We are proud to represent the New York Pet Welfare Association, whose members include purposely-bred dog owners, breeders, wholesalers, pet stores and veterinarians from across the country. This association, like many other hard-working, animal-loving businesses and individuals, has been increasingly under assault by wealthy nonprofit and retail rescue organizations, including ASPCA and HSUS, (“Retail Rescue Organizations”) intent on eliminating the only source of healthy, humanely-raised, highly regulated puppies in this country.
Over the next several blogs I will describe the legal challenges facing the interstate pet market, including the NYPWA and its members in New York City.
New York City adopted a law which was drafted to essentially eliminate pet stores as a source of pets for City residents—actions that necessarily impact interstate commerce as will be discussed. The law favors the Mayor’s Alliance for NYC’s Animals, the City’s animal shelter (Animal Care & Control) and Retail Rescue Organizations that, despite their “nonprofit” status, are profiting handsomely from their transactions with pets, particularly dogs. As deputy commissioner of the New York City Department of Health and Mental Hygiene Daniel Kass testified, the intended effect of this law is to make it “more difficult to acquire [dogs and cats] through pet shops, or more expensive to acquire puppies or kittens from breeders. We hope that, overall, the expanded regulation of pet shops will encourage New Yorkers to adopt from shelters run by Animal Care and Control.”
The City law bans sales to pet stores from all Class B licensees (whom USDA licenses as wholesalers who purchase from breeders and sell to pet stores) no matter how well they take of their animals. There are no stricter standards required for these licensees to comply with. In fact, the law, as it pertains to Class B’s, has no standards at all. As long as you qualify for and have obtained a USDA Class B license, you can no longer sell to pet stores in the City.
The City law also limits sales to pet stores from Class A breeders, as long as they have not been finally determined to have violated the Animal Welfare Act (AWA) within a specified number of years. Only a USDA Administrative Law Judge can make a final determination of such a violation. However, commonly, the Retail Rescue Organizations intentionally misrepresent that findings on USDA inspection reports are violations of the AWA. They are not. Noncompliant items on inspection reports are not considered finally determined violations of the AWA.
By limiting sales to pet stores from Class A breeders, the law silently prohibits sales from hobby breeders to pet stores—those with 4 or fewer breeding females that USDA has exempted from licensure after finding that they meet or exceed the humane standards of care required by federal law.
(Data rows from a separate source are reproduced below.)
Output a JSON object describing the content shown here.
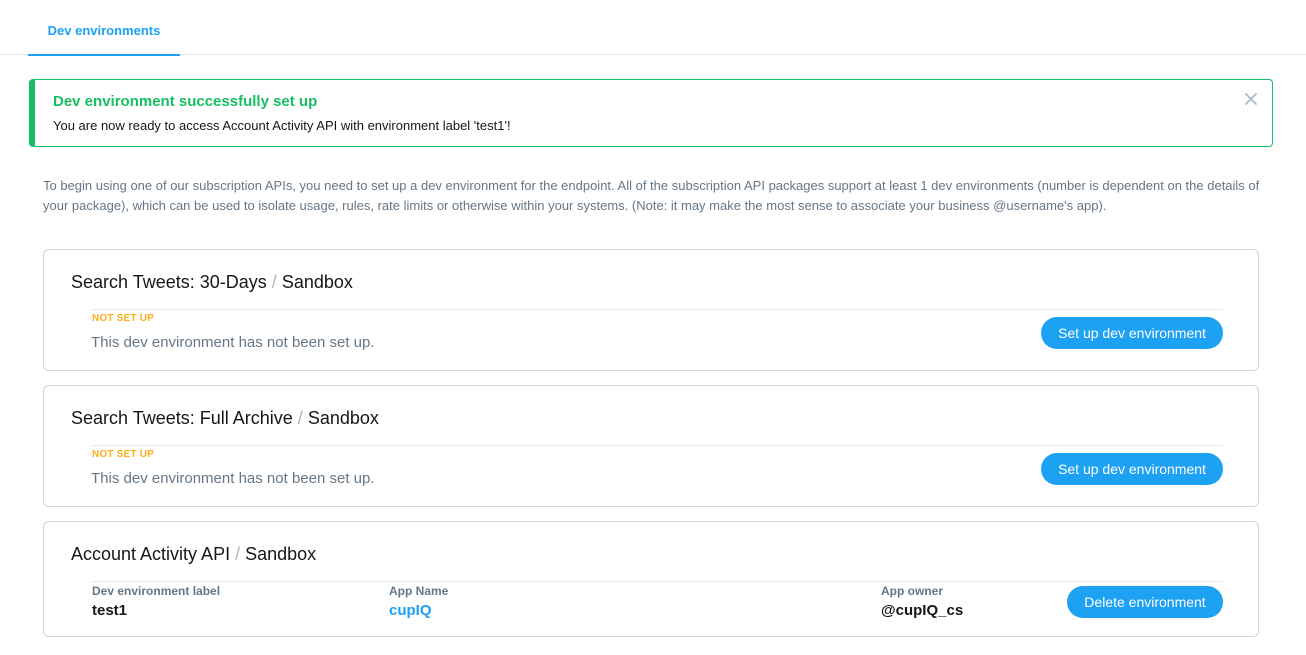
{
  "tabs": [
    {
      "label": "Dev environments"
    }
  ],
  "alert": {
    "title": "Dev environment successfully set up",
    "message": "You are now ready to access Account Activity API with environment label 'test1'!"
  },
  "intro": "To begin using one of our subscription APIs, you need to set up a dev environment for the endpoint. All of the subscription API packages support at least 1 dev environments (number is dependent on the details of your package), which can be used to isolate usage, rules, rate limits or otherwise within your systems. (Note: it may make the most sense to associate your business @username's app).",
  "environments": [
    {
      "name": "Search Tweets: 30-Days",
      "separator": "/",
      "tier": "Sandbox",
      "status": "NOT SET UP",
      "status_message": "This dev environment has not been set up.",
      "button_label": "Set up dev environment"
    },
    {
      "name": "Search Tweets: Full Archive",
      "separator": "/",
      "tier": "Sandbox",
      "status": "NOT SET UP",
      "status_message": "This dev environment has not been set up.",
      "button_label": "Set up dev environment"
    },
    {
      "name": "Account Activity API",
      "separator": "/",
      "tier": "Sandbox",
      "fields": {
        "label_title": "Dev environment label",
        "label_value": "test1",
        "app_title": "App Name",
        "app_value": "cupIQ",
        "owner_title": "App owner",
        "owner_value": "@cupIQ_cs"
      },
      "button_label": "Delete environment"
    }
  ],
  "colors": {
    "accent": "#1da1f2",
    "success": "#17bf63",
    "warning": "#ffad1f",
    "muted": "#657786"
  },
  "icons": {
    "alert_close": "close-icon"
  }
}
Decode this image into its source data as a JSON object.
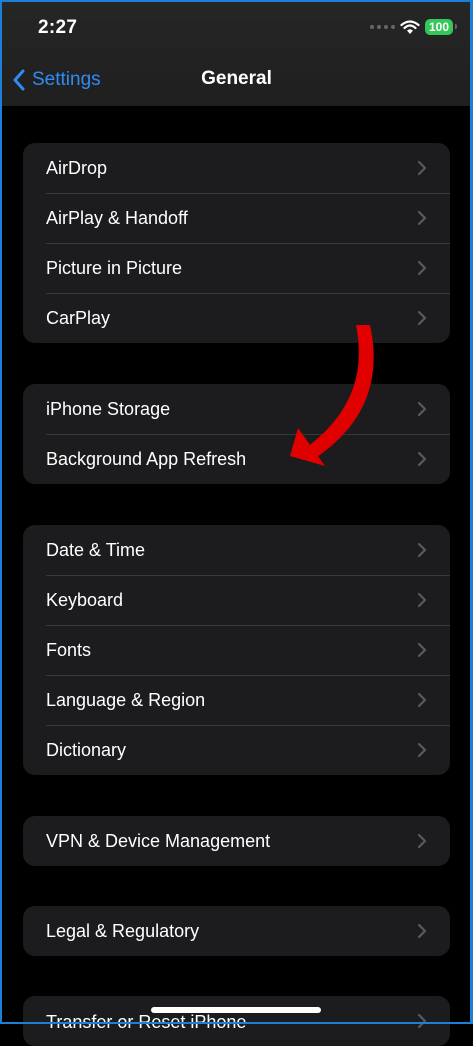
{
  "status_bar": {
    "time": "2:27",
    "battery": "100"
  },
  "nav": {
    "back_label": "Settings",
    "title": "General"
  },
  "groups": [
    {
      "items": [
        {
          "label": "AirDrop"
        },
        {
          "label": "AirPlay & Handoff"
        },
        {
          "label": "Picture in Picture"
        },
        {
          "label": "CarPlay"
        }
      ]
    },
    {
      "items": [
        {
          "label": "iPhone Storage"
        },
        {
          "label": "Background App Refresh"
        }
      ]
    },
    {
      "items": [
        {
          "label": "Date & Time"
        },
        {
          "label": "Keyboard"
        },
        {
          "label": "Fonts"
        },
        {
          "label": "Language & Region"
        },
        {
          "label": "Dictionary"
        }
      ]
    },
    {
      "items": [
        {
          "label": "VPN & Device Management"
        }
      ]
    },
    {
      "items": [
        {
          "label": "Legal & Regulatory"
        }
      ]
    },
    {
      "items": [
        {
          "label": "Transfer or Reset iPhone"
        }
      ]
    }
  ],
  "colors": {
    "accent": "#2f8cf6",
    "annotation_arrow": "#e00000",
    "battery": "#34c759"
  }
}
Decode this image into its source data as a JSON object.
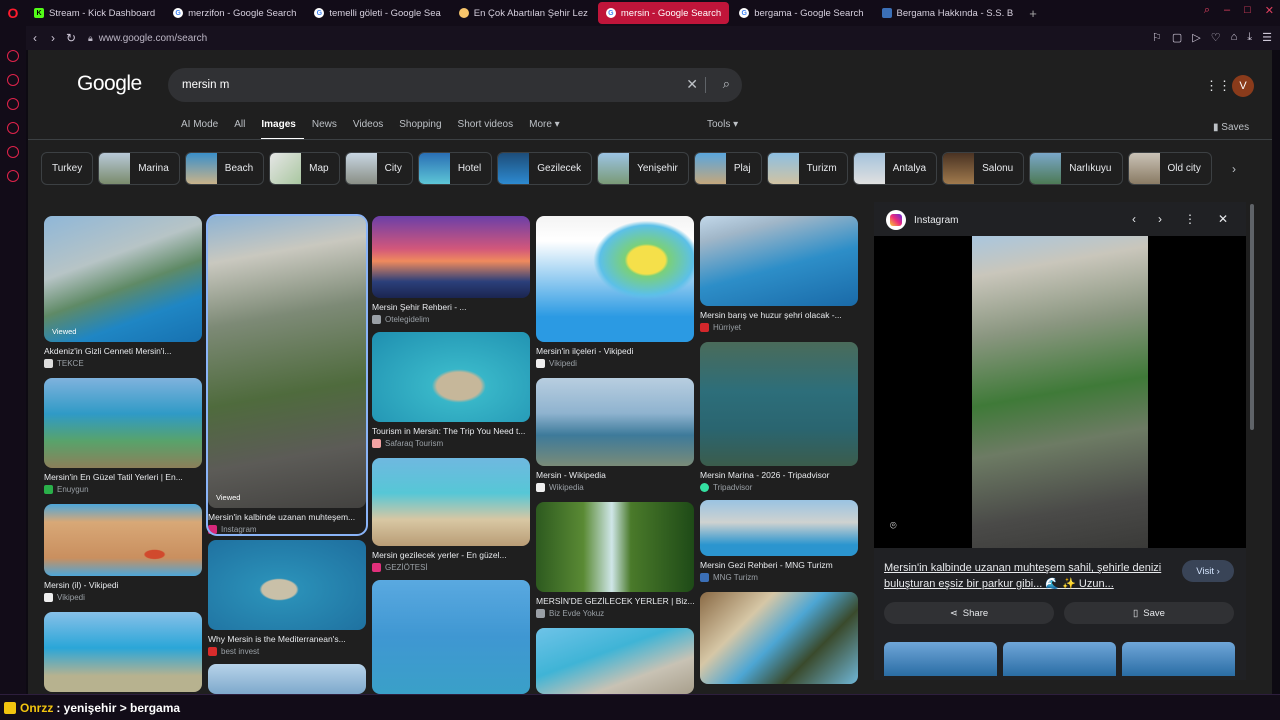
{
  "browser": {
    "tabs": [
      {
        "label": "Stream - Kick Dashboard",
        "icon": "kick-icon"
      },
      {
        "label": "merzifon - Google Search",
        "icon": "google-icon"
      },
      {
        "label": "temelli göleti - Google Sea",
        "icon": "google-icon"
      },
      {
        "label": "En Çok Abartılan Şehir Lez",
        "icon": "eksi-icon"
      },
      {
        "label": "mersin - Google Search",
        "icon": "google-icon",
        "active": true
      },
      {
        "label": "bergama - Google Search",
        "icon": "google-icon"
      },
      {
        "label": "Bergama Hakkında - S.S. B",
        "icon": "site-icon"
      }
    ],
    "url": "www.google.com/search"
  },
  "google": {
    "logo": "Google",
    "query": "mersin m",
    "avatar_letter": "V",
    "tabs": [
      "AI Mode",
      "All",
      "Images",
      "News",
      "Videos",
      "Shopping",
      "Short videos",
      "More ▾"
    ],
    "active_tab": "Images",
    "tools": "Tools ▾",
    "saves": "Saves",
    "chips": [
      "Turkey",
      "Marina",
      "Beach",
      "Map",
      "City",
      "Hotel",
      "Gezilecek",
      "Yenişehir",
      "Plaj",
      "Turizm",
      "Antalya",
      "Salonu",
      "Narlıkuyu",
      "Old city"
    ]
  },
  "results": [
    {
      "title": "Akdeniz'in Gizli Cenneti Mersin'i...",
      "source": "TEKCE",
      "viewed": "Viewed"
    },
    {
      "title": "Mersin'in En Güzel Tatil Yerleri | En...",
      "source": "Enuygun"
    },
    {
      "title": "Mersin (il) - Vikipedi",
      "source": "Vikipedi"
    },
    {
      "title": "Mersin'in kalbinde uzanan muhteşem...",
      "source": "Instagram",
      "viewed": "Viewed"
    },
    {
      "title": "Why Mersin is the Mediterranean's...",
      "source": "best invest"
    },
    {
      "title": "Mersin Şehir Rehberi - ...",
      "source": "Otelegidelim"
    },
    {
      "title": "Tourism in Mersin: The Trip You Need t...",
      "source": "Safaraq Tourism"
    },
    {
      "title": "Mersin gezilecek yerler - En güzel...",
      "source": "GEZİÖTESİ"
    },
    {
      "title": "Mersin'in ilçeleri - Vikipedi",
      "source": "Vikipedi"
    },
    {
      "title": "Mersin - Wikipedia",
      "source": "Wikipedia"
    },
    {
      "title": "MERSİN'DE GEZİLECEK YERLER | Biz...",
      "source": "Biz Evde Yokuz"
    },
    {
      "title": "Mersin barış ve huzur şehri olacak -...",
      "source": "Hürriyet"
    },
    {
      "title": "Mersin Marina - 2026 - Tripadvisor",
      "source": "Tripadvisor"
    },
    {
      "title": "Mersin Gezi Rehberi - MNG Turizm",
      "source": "MNG Turizm"
    }
  ],
  "preview": {
    "source": "Instagram",
    "title": "Mersin'in kalbinde uzanan muhteşem sahil, şehirle denizi buluşturan eşsiz bir parkur gibi... 🌊 ✨ Uzun...",
    "visit": "Visit ›",
    "share": "Share",
    "save": "Save"
  },
  "overlay": {
    "user": "Onrzz",
    "message": ": yenişehir > bergama"
  }
}
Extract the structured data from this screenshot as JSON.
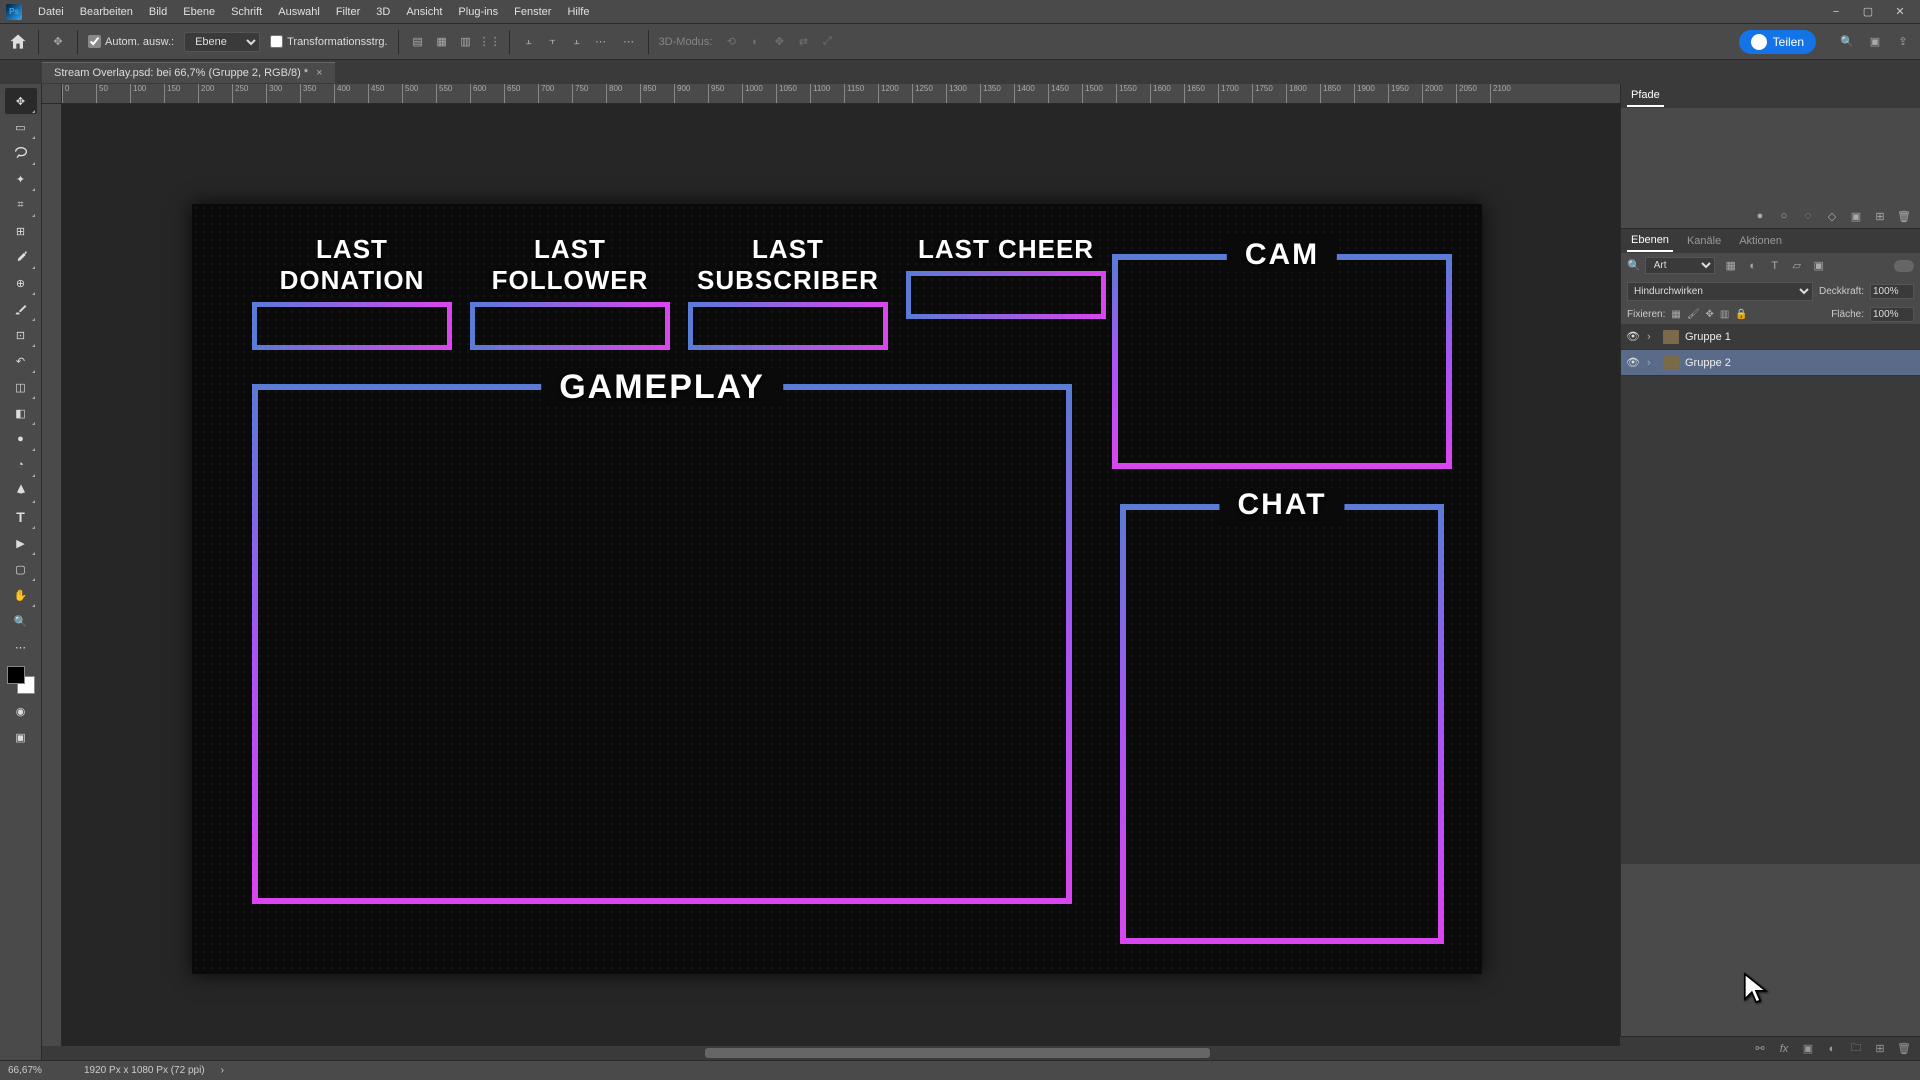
{
  "menu": [
    "Datei",
    "Bearbeiten",
    "Bild",
    "Ebene",
    "Schrift",
    "Auswahl",
    "Filter",
    "3D",
    "Ansicht",
    "Plug-ins",
    "Fenster",
    "Hilfe"
  ],
  "opt": {
    "auto_select": "Autom. ausw.:",
    "layer_type": "Ebene",
    "transform_ctrl": "Transformationsstrg.",
    "mode3d": "3D-Modus:"
  },
  "teilen": "Teilen",
  "doc_tab": "Stream Overlay.psd: bei 66,7% (Gruppe 2, RGB/8) *",
  "ruler_marks": [
    "0",
    "50",
    "100",
    "150",
    "200",
    "250",
    "300",
    "350",
    "400",
    "450",
    "500",
    "550",
    "600",
    "650",
    "700",
    "750",
    "800",
    "850",
    "900",
    "950",
    "1000",
    "1050",
    "1100",
    "1150",
    "1200",
    "1250",
    "1300",
    "1350",
    "1400",
    "1450",
    "1500",
    "1550",
    "1600",
    "1650",
    "1700",
    "1750",
    "1800",
    "1850",
    "1900",
    "1950",
    "2000",
    "2050",
    "2100"
  ],
  "overlay": {
    "last_donation": "LAST DONATION",
    "last_follower": "LAST FOLLOWER",
    "last_subscriber": "LAST SUBSCRIBER",
    "last_cheer": "LAST CHEER",
    "gameplay": "GAMEPLAY",
    "cam": "CAM",
    "chat": "CHAT"
  },
  "panels": {
    "pfade": "Pfade",
    "ebenen": "Ebenen",
    "kanaele": "Kanäle",
    "aktionen": "Aktionen",
    "search_kind": "Art",
    "blend_mode": "Hindurchwirken",
    "deckkraft_label": "Deckkraft:",
    "deckkraft_val": "100%",
    "fixieren": "Fixieren:",
    "flaeche_label": "Fläche:",
    "flaeche_val": "100%",
    "layers": [
      {
        "name": "Gruppe 1",
        "selected": false
      },
      {
        "name": "Gruppe 2",
        "selected": true
      }
    ]
  },
  "status": {
    "zoom": "66,67%",
    "docinfo": "1920 Px x 1080 Px (72 ppi)"
  }
}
In addition to these sourcing restrictions, which animal shelters and rescues are expressly exempt from, the law requires that pet stores sell only dogs and cats that are spayed or neutered as long as they weigh a mere 2 pounds and are at least 8 weeks old. Despite testimony from veterinarians, including those with expertise in the field of animal reproduction, informing the City that such a requirement will unnecessarily harm many puppies and kill some, the City has not amended this law.
This law, as we have alleged, impermissibly discriminates against interstate commerce and creates an insurmountable obstacle for the entire interstate pet market to comply with the enforcement mechanisms set forth in the AWA and related regulations, which includes a robust licensing scheme for breeders, wholesalers, and retail operations. The law similarly creates an insurmountable obstacle for veterinarians and pet stores to comply with state laws governing veterinary medicine and also the draconian provisions mandating sterilization of pets before sale.
These issues will be discussed separately in upcoming posts.